Iowa initially chose not to expand Medicaid to thousands of beneficiaries under the Affordable Care Act. But it's come up with a plan that uses federal money to pay for expansion, while writing its own rules. Beneficiaries will have to pay a small premium, for instance.
Our series on the future continues with a discussion about education. Morning Edition co-host Steve Inskeep talks to Linda Darling-Hammond, a former adviser to President Obama, who is dismayed to see his administration build on the high-stakes testing requirements introduced by the Bush administration.
Momentum to pass tighter gun laws surged after the shootings in Newtown, Conn., a year ago. But a provision to expand background checks failed in the Senate. In that loss, gun control activists say they learned some important lessons from those who lobbied against them.
Speaker of the House John Boehner's year began with members of his own party trying to oust him from the speakership. Thus began a year of rocky relations with the Tea Party wing of the House Republican caucus. But by year's end, Boehner was firmly in control of his gavel.
Low-wage workers in 13 states will see their minimum hourly pay increased in 2014, as state-based efforts to boost wages accelerate and federal efforts languish. Meanwhile, new 'living wage' campaigns are focused on government-subsidized jobs, particularly at airports.
Since the recent arrest of Indian diplomat Devyani Khobragade, US-Indian relations have been strained. Guest host Celeste Headlee speaks with Deepa Iyer, Executive Director of South Asian-Americans Leading Together and Sandip Roy, Culture Editor for the Indian news site FirstPost.com.
From gun control and immigration overhaul to changes to taxes and entitlements, 2013 seemed like a year when big things could accomplished in Congress. Whatever the cause of the logjam, big-ticket items that once seemed possible at the beginning of the year fell by the wayside.
In an unusual move, a group of politicians and community leaders in Atlanta is urging President Obama to withdraw some candidates nominated to sit on the bench in the Northern District of Georgia. The group says the candidates aren't diverse and some are racially insensitive.

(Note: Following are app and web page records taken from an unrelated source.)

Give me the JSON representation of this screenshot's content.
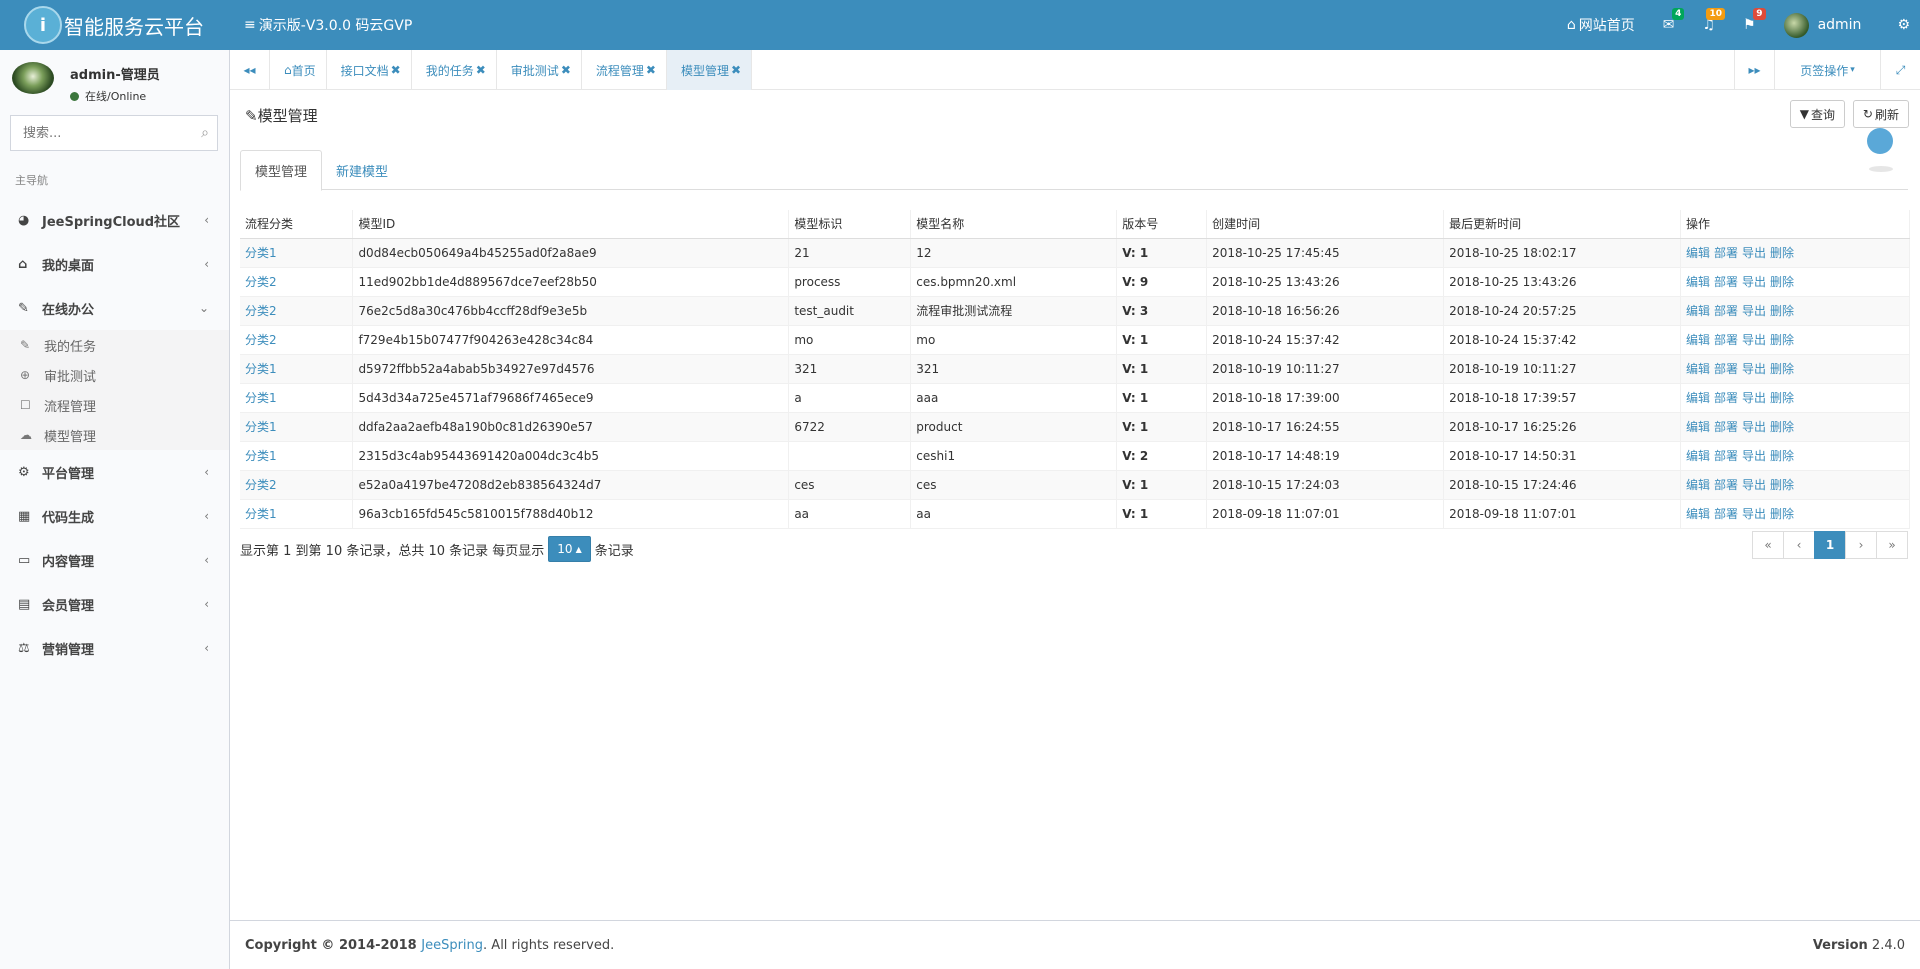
{
  "app": {
    "logo_glyph": "i",
    "title": "智能服务云平台",
    "menu_toggle_label": "演示版-V3.0.0 码云GVP"
  },
  "topnav": {
    "home_label": "网站首页",
    "mail_count": "4",
    "notif_count": "10",
    "flag_count": "9",
    "user_name": "admin"
  },
  "sidebar": {
    "user_name": "admin-管理员",
    "status": "在线/Online",
    "search_placeholder": "搜索...",
    "header": "主导航",
    "items": [
      {
        "icon": "firefox-icon",
        "glyph": "◕",
        "label": "JeeSpringCloud社区",
        "chevron": "‹"
      },
      {
        "icon": "home-icon",
        "glyph": "⌂",
        "label": "我的桌面",
        "chevron": "‹"
      },
      {
        "icon": "edit-icon",
        "glyph": "✎",
        "label": "在线办公",
        "chevron": "⌄"
      }
    ],
    "sub_items": [
      {
        "icon": "edit-icon",
        "glyph": "✎",
        "label": "我的任务"
      },
      {
        "icon": "globe-icon",
        "glyph": "⊕",
        "label": "审批测试"
      },
      {
        "icon": "square-icon",
        "glyph": "☐",
        "label": "流程管理"
      },
      {
        "icon": "cloud-icon",
        "glyph": "☁",
        "label": "模型管理"
      }
    ],
    "items2": [
      {
        "icon": "gear-icon",
        "glyph": "⚙",
        "label": "平台管理",
        "chevron": "‹"
      },
      {
        "icon": "grid-icon",
        "glyph": "▦",
        "label": "代码生成",
        "chevron": "‹"
      },
      {
        "icon": "desktop-icon",
        "glyph": "▭",
        "label": "内容管理",
        "chevron": "‹"
      },
      {
        "icon": "map-icon",
        "glyph": "▤",
        "label": "会员管理",
        "chevron": "‹"
      },
      {
        "icon": "balance-icon",
        "glyph": "⚖",
        "label": "营销管理",
        "chevron": "‹"
      }
    ]
  },
  "tabs": [
    {
      "label": "首页",
      "icon": "home-icon",
      "closable": false
    },
    {
      "label": "接口文档",
      "closable": true
    },
    {
      "label": "我的任务",
      "closable": true
    },
    {
      "label": "审批测试",
      "closable": true
    },
    {
      "label": "流程管理",
      "closable": true
    },
    {
      "label": "模型管理",
      "closable": true,
      "active": true
    }
  ],
  "tabs_toolbar": {
    "page_ops_label": "页签操作"
  },
  "page": {
    "title": "模型管理",
    "query_button": "查询",
    "refresh_button": "刷新",
    "content_tabs": [
      "模型管理",
      "新建模型"
    ]
  },
  "table": {
    "columns": [
      "流程分类",
      "模型ID",
      "模型标识",
      "模型名称",
      "版本号",
      "创建时间",
      "最后更新时间",
      "操作"
    ],
    "rows": [
      [
        "分类1",
        "d0d84ecb050649a4b45255ad0f2a8ae9",
        "21",
        "12",
        "V: 1",
        "2018-10-25 17:45:45",
        "2018-10-25 18:02:17"
      ],
      [
        "分类2",
        "11ed902bb1de4d889567dce7eef28b50",
        "process",
        "ces.bpmn20.xml",
        "V: 9",
        "2018-10-25 13:43:26",
        "2018-10-25 13:43:26"
      ],
      [
        "分类2",
        "76e2c5d8a30c476bb4ccff28df9e3e5b",
        "test_audit",
        "流程审批测试流程",
        "V: 3",
        "2018-10-18 16:56:26",
        "2018-10-24 20:57:25"
      ],
      [
        "分类2",
        "f729e4b15b07477f904263e428c34c84",
        "mo",
        "mo",
        "V: 1",
        "2018-10-24 15:37:42",
        "2018-10-24 15:37:42"
      ],
      [
        "分类1",
        "d5972ffbb52a4abab5b34927e97d4576",
        "321",
        "321",
        "V: 1",
        "2018-10-19 10:11:27",
        "2018-10-19 10:11:27"
      ],
      [
        "分类1",
        "5d43d34a725e4571af79686f7465ece9",
        "a",
        "aaa",
        "V: 1",
        "2018-10-18 17:39:00",
        "2018-10-18 17:39:57"
      ],
      [
        "分类1",
        "ddfa2aa2aefb48a190b0c81d26390e57",
        "6722",
        "product",
        "V: 1",
        "2018-10-17 16:24:55",
        "2018-10-17 16:25:26"
      ],
      [
        "分类1",
        "2315d3c4ab95443691420a004dc3c4b5",
        "",
        "ceshi1",
        "V: 2",
        "2018-10-17 14:48:19",
        "2018-10-17 14:50:31"
      ],
      [
        "分类2",
        "e52a0a4197be47208d2eb838564324d7",
        "ces",
        "ces",
        "V: 1",
        "2018-10-15 17:24:03",
        "2018-10-15 17:24:46"
      ],
      [
        "分类1",
        "96a3cb165fd545c5810015f788d40b12",
        "aa",
        "aa",
        "V: 1",
        "2018-09-18 11:07:01",
        "2018-09-18 11:07:01"
      ]
    ],
    "actions": [
      "编辑",
      "部署",
      "导出",
      "删除"
    ]
  },
  "pagination": {
    "info_prefix": "显示第 1 到第 10 条记录，总共 10 条记录 每页显示",
    "page_size": "10",
    "info_suffix": "条记录",
    "first": "«",
    "prev": "‹",
    "current": "1",
    "next": "›",
    "last": "»"
  },
  "footer": {
    "copyright_prefix": "Copyright © 2014-2018 ",
    "brand": "JeeSpring",
    "copyright_suffix": ". All rights reserved.",
    "version_label": "Version",
    "version": "2.4.0"
  },
  "colors": {
    "primary": "#3c8dbc",
    "badge_green": "#00a65a",
    "badge_orange": "#f39c12",
    "badge_red": "#dd4b39"
  }
}
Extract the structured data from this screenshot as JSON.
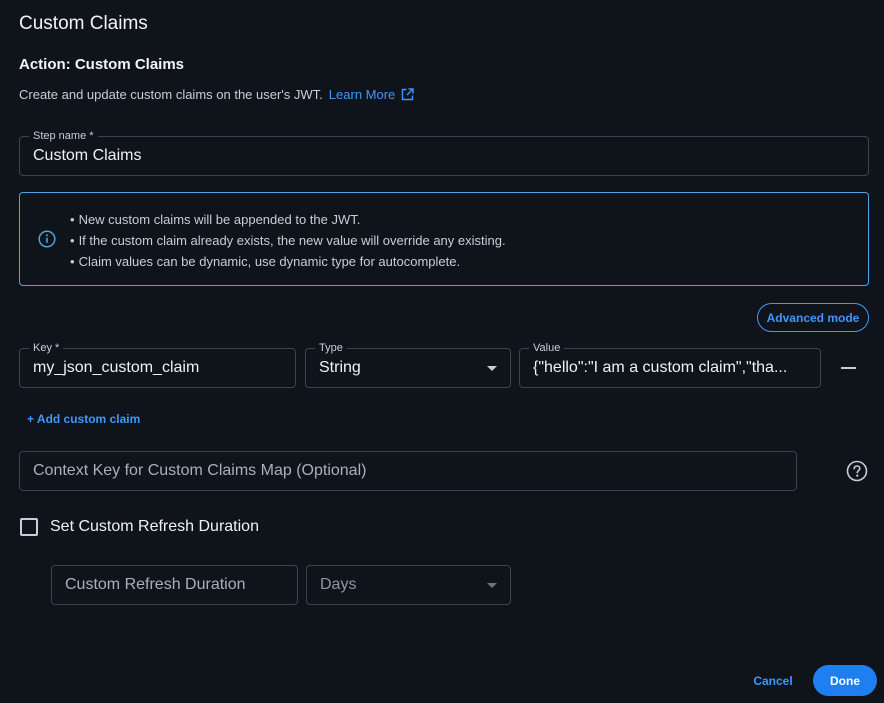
{
  "header": {
    "title": "Custom Claims",
    "action_title": "Action: Custom Claims",
    "description": "Create and update custom claims on the user's JWT.",
    "learn_more": "Learn More",
    "learn_more_icon": "external-link-icon"
  },
  "step_name": {
    "label": "Step name *",
    "value": "Custom Claims"
  },
  "info": {
    "icon": "info-icon",
    "items": [
      "New custom claims will be appended to the JWT.",
      "If the custom claim already exists, the new value will override any existing.",
      "Claim values can be dynamic, use dynamic type for autocomplete."
    ]
  },
  "advanced_mode_label": "Advanced mode",
  "claims": [
    {
      "key_label": "Key *",
      "key_value": "my_json_custom_claim",
      "type_label": "Type",
      "type_value": "String",
      "value_label": "Value",
      "value_value": "{\"hello\":\"I am a custom claim\",\"tha..."
    }
  ],
  "add_claim_label": "+ Add custom claim",
  "context_key": {
    "placeholder": "Context Key for Custom Claims Map (Optional)",
    "help_icon": "question-circle-icon"
  },
  "refresh": {
    "checkbox_label": "Set Custom Refresh Duration",
    "checked": false,
    "duration_placeholder": "Custom Refresh Duration",
    "unit_value": "Days"
  },
  "footer": {
    "cancel_label": "Cancel",
    "done_label": "Done"
  },
  "colors": {
    "background": "#0f141b",
    "accent": "#3e97ff",
    "primary_button": "#1f7ff0",
    "info_border": "#4fa3e0",
    "field_border": "#3a4350"
  }
}
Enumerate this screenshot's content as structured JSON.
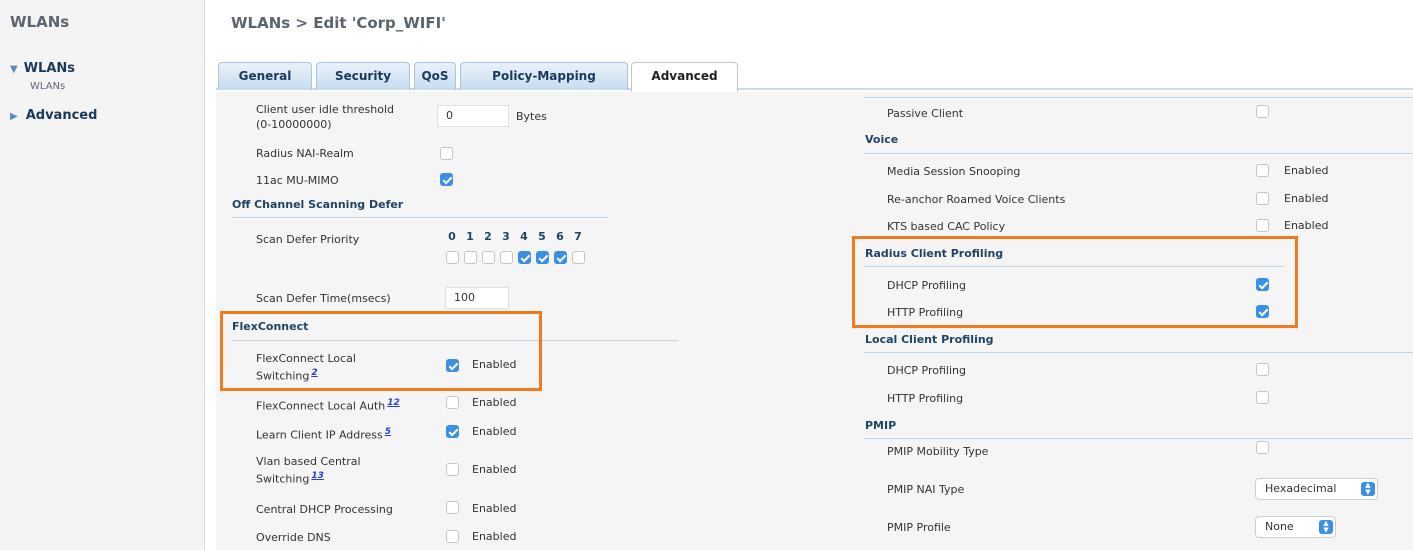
{
  "sidebar": {
    "title": "WLANs",
    "wlans_label": "WLANs",
    "wlans_sub": "WLANs",
    "advanced_label": "Advanced"
  },
  "header": {
    "title": "WLANs > Edit  'Corp_WIFI'"
  },
  "tabs": [
    "General",
    "Security",
    "QoS",
    "Policy-Mapping",
    "Advanced"
  ],
  "left": {
    "idle_threshold_label_1": "Client user idle threshold",
    "idle_threshold_label_2": "(0-10000000)",
    "idle_threshold_value": "0",
    "idle_threshold_unit": "Bytes",
    "radius_nai_label": "Radius NAI-Realm",
    "mu_mimo_label": "11ac MU-MIMO",
    "off_channel_section": "Off Channel Scanning Defer",
    "scan_defer_priority_label": "Scan Defer Priority",
    "priority_numbers": [
      "0",
      "1",
      "2",
      "3",
      "4",
      "5",
      "6",
      "7"
    ],
    "scan_defer_time_label": "Scan Defer Time(msecs)",
    "scan_defer_time_value": "100",
    "flexconnect_section": "FlexConnect",
    "fc_local_switching_1": "FlexConnect Local",
    "fc_local_switching_2": "Switching",
    "fc_local_switching_ref": "2",
    "fc_local_auth": "FlexConnect Local Auth",
    "fc_local_auth_ref": "12",
    "learn_ip": "Learn Client IP Address",
    "learn_ip_ref": "5",
    "vlan_central_1": "Vlan based Central",
    "vlan_central_2": "Switching",
    "vlan_central_ref": "13",
    "central_dhcp": "Central DHCP Processing",
    "override_dns": "Override DNS",
    "enabled": "Enabled"
  },
  "right": {
    "passive_client": "Passive Client",
    "voice_section": "Voice",
    "media_session": "Media Session Snooping",
    "reanchor": "Re-anchor Roamed Voice Clients",
    "kts_cac": "KTS based CAC Policy",
    "radius_profiling_section": "Radius Client Profiling",
    "radius_dhcp": "DHCP Profiling",
    "radius_http": "HTTP Profiling",
    "local_profiling_section": "Local Client Profiling",
    "local_dhcp": "DHCP Profiling",
    "local_http": "HTTP Profiling",
    "pmip_section": "PMIP",
    "pmip_mobility": "PMIP Mobility Type",
    "pmip_nai": "PMIP NAI Type",
    "pmip_nai_value": "Hexadecimal",
    "pmip_profile": "PMIP Profile",
    "pmip_profile_value": "None",
    "enabled": "Enabled"
  },
  "colors": {
    "highlight": "#f07a1e",
    "checkbox_on": "#3b8fe5",
    "section_text": "#1f4466"
  }
}
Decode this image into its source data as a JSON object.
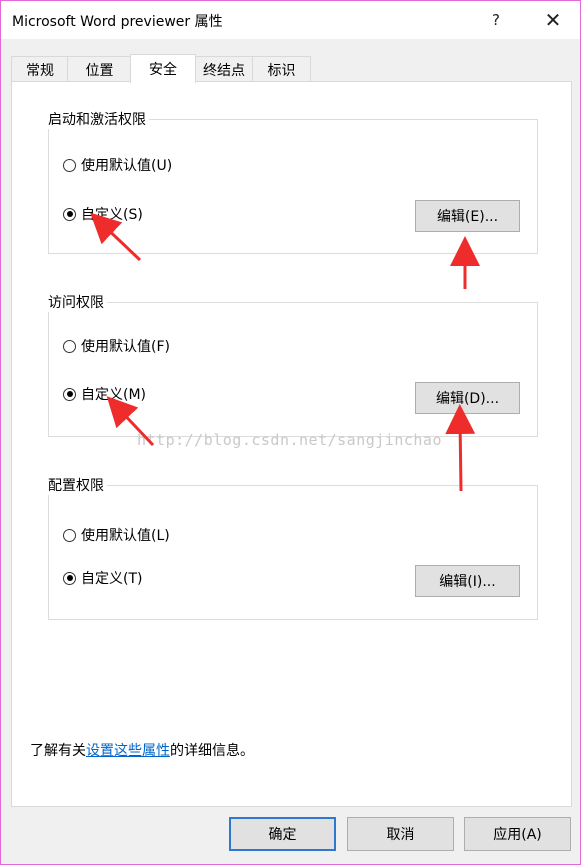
{
  "window": {
    "title": "Microsoft Word previewer 属性",
    "help": "?",
    "close": "✕"
  },
  "tabs": [
    "常规",
    "位置",
    "安全",
    "终结点",
    "标识"
  ],
  "active_tab": "安全",
  "groups": [
    {
      "title": "启动和激活权限",
      "default_label": "使用默认值(U)",
      "custom_label": "自定义(S)",
      "selected": "custom",
      "edit_label": "编辑(E)..."
    },
    {
      "title": "访问权限",
      "default_label": "使用默认值(F)",
      "custom_label": "自定义(M)",
      "selected": "custom",
      "edit_label": "编辑(D)..."
    },
    {
      "title": "配置权限",
      "default_label": "使用默认值(L)",
      "custom_label": "自定义(T)",
      "selected": "custom",
      "edit_label": "编辑(I)..."
    }
  ],
  "footer": {
    "prefix": "了解有关",
    "link": "设置这些属性",
    "suffix": "的详细信息。"
  },
  "buttons": {
    "ok": "确定",
    "cancel": "取消",
    "apply": "应用(A)"
  },
  "watermark": "http://blog.csdn.net/sangjinchao",
  "colors": {
    "annotation_arrow": "#ee2c2c",
    "link": "#0066cc",
    "default_button_border": "#2f78d0"
  }
}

At the last minute, the Obama administration gave consumers more time to sign up for health insurance starting Jan. 1. People will now have until the end of Christmas Eve, giving them an additional day. The administration hopes a late surge of enrollments will boost numbers, which have lagged far behind expectations. The insurance industry is hoping the same thing. But it is also expressing dismay over recent changes to the law that allow some people to opt out of the individual mandate or purchase plans otherwise prohibited under the law.
People who are uninsured now have one more day to sign up for health coverage that start on the first of 2014. On Monday, the White House extended the deadline to sign up for plans under the Affordable Care Act from midnight on Dec. 23 to Christmas Eve at midnight, describing the move as a way to accommodate people in different time zones.